“Yes, there are times and places where ‘just transition’ is appropriate and must be implemented; however, we’ve got to focus on carbon capture technology, which is absolutely critical and must be applied in the energy sector and industrial and manufacturing in order to reach the Paris Agreement climate-change mitigation goals. The evidence is overwhelming that CCUS must be implemented.”
Despite a lack of in-person side events to showcase the Boilermakers’ position on carbon capture, the union found a way to get the message across. A new video was created to catch the attention of environmental extremists who call for a total “leave it in the ground” approach against fossil fuels. The video points out the logic flaw of “leaving it in the ground” in favor of supposed “green” alternatives and highlights the many critical components of batteries, solar and wind technologies—components that are all mined from the ground and often under questionable ethical circumstances (watch the video at www.cleanerfutureccus.org).
Boilermakers left behind business card-size notes in Glasgow printed with a QR code linking to the video and posted the link to event group chats.
As world leaders negotiated solutions to climate-change mitigation, ranging from carbon taxes and tax credit incentives to methane abatement and deforestation pledges, by the end of COP26, the urgency to pull the plug on fossil fuels was at least slightly diminished from previous COP sentiments, and carbon capture technologies appeared to have gained favor as a necessary component.
“It was encouraging to start reading global media reports and seeing carbon capture finally getting more footing. This has to happen,” Channon said.
Ultimately, the Glasgow Climate Pact was adopted by almost 200 countries in attendance at COP26.
“The outcome of COP26 is a compromise. It reflects the interests, the contradictions and the state of political will in the world today.
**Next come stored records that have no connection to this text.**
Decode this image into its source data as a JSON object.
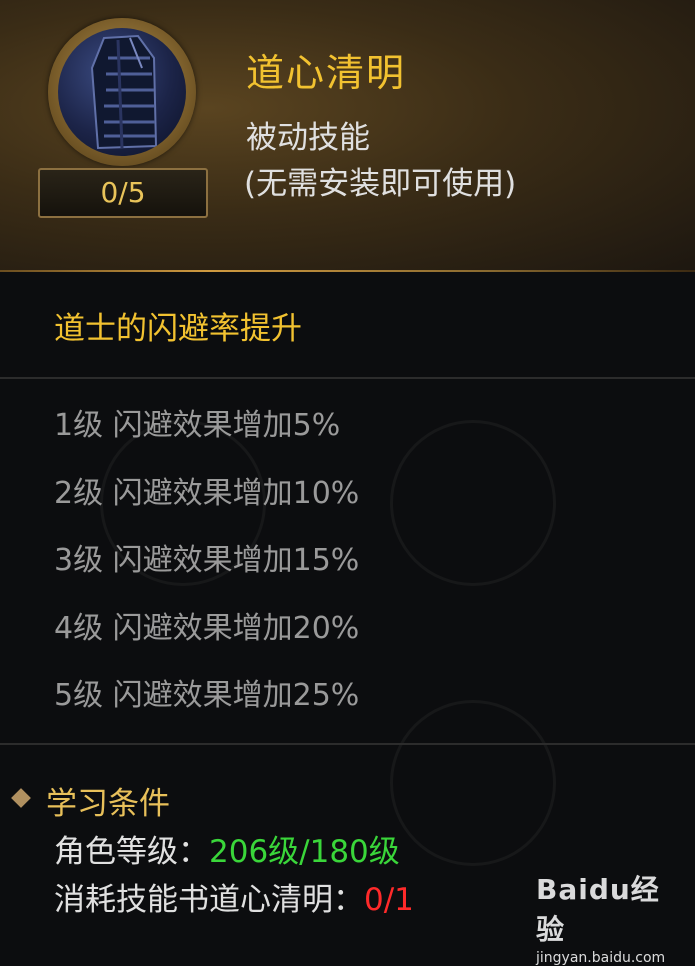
{
  "skill": {
    "name": "道心清明",
    "type": "被动技能",
    "note": "(无需安装即可使用)",
    "level": "0/5",
    "summary": "道士的闪避率提升"
  },
  "effects": [
    "1级 闪避效果增加5%",
    "2级 闪避效果增加10%",
    "3级 闪避效果增加15%",
    "4级 闪避效果增加20%",
    "5级 闪避效果增加25%"
  ],
  "requirements": {
    "title": "学习条件",
    "role_level_label": "角色等级：",
    "role_level_value": "206级/180级",
    "book_label": "消耗技能书道心清明：",
    "book_value": "0/1"
  },
  "colors": {
    "title_gold": "#f2c230",
    "requirement_met": "#3ad63a",
    "requirement_unmet": "#ff2a2a"
  },
  "watermark": {
    "brand": "Baidu经验",
    "url": "jingyan.baidu.com"
  }
}
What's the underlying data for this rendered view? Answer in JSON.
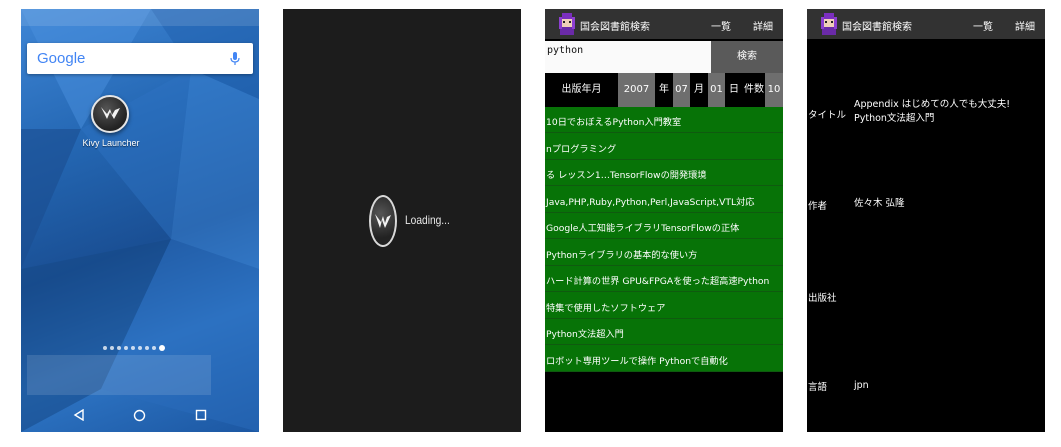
{
  "launcher": {
    "search_logo": "Google",
    "app_label": "Kivy Launcher",
    "page_count": 9,
    "active_page": 9,
    "icons": [
      "mic-icon",
      "kivy-logo-icon",
      "back-icon",
      "home-icon",
      "recents-icon"
    ]
  },
  "loading": {
    "text": "Loading..."
  },
  "search_screen": {
    "app_title": "国会図書館検索",
    "menu_list": "一覧",
    "menu_detail": "詳細",
    "query": "python",
    "search_button": "検索",
    "date_label": "出版年月",
    "year": "2007",
    "year_unit": "年",
    "month": "07",
    "month_unit": "月",
    "day": "01",
    "day_unit": "日",
    "count_label": "件数",
    "count": "10",
    "results": [
      "10日でおぼえるPython入門教室",
      "nプログラミング",
      "る レッスン1…TensorFlowの開発環境",
      "Java,PHP,Ruby,Python,Perl,JavaScript,VTL対応",
      "Google人工知能ライブラリTensorFlowの正体",
      "Pythonライブラリの基本的な使い方",
      "ハード計算の世界 GPU&FPGAを使った超高速Python",
      "特集で使用したソフトウェア",
      "Python文法超入門",
      "ロボット専用ツールで操作 Pythonで自動化"
    ],
    "colors": {
      "result_bg": "#077307",
      "appbar_bg": "#323232"
    }
  },
  "detail_screen": {
    "app_title": "国会図書館検索",
    "menu_list": "一覧",
    "menu_detail": "詳細",
    "title_label": "タイトル",
    "title_value": "Appendix はじめての人でも大丈夫! Python文法超入門",
    "author_label": "作者",
    "author_value": "佐々木 弘隆",
    "publisher_label": "出版社",
    "publisher_value": "",
    "language_label": "言語",
    "language_value": "jpn"
  }
}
It is an important step, but it is not enough,” UN Secretary-General António Guterres said at the conclusion of the conference, as published on the United Nations’ website.
For the UN’s full day-to-day recap and more about COP26, visit: www.un.org/en/climatechange/cop26.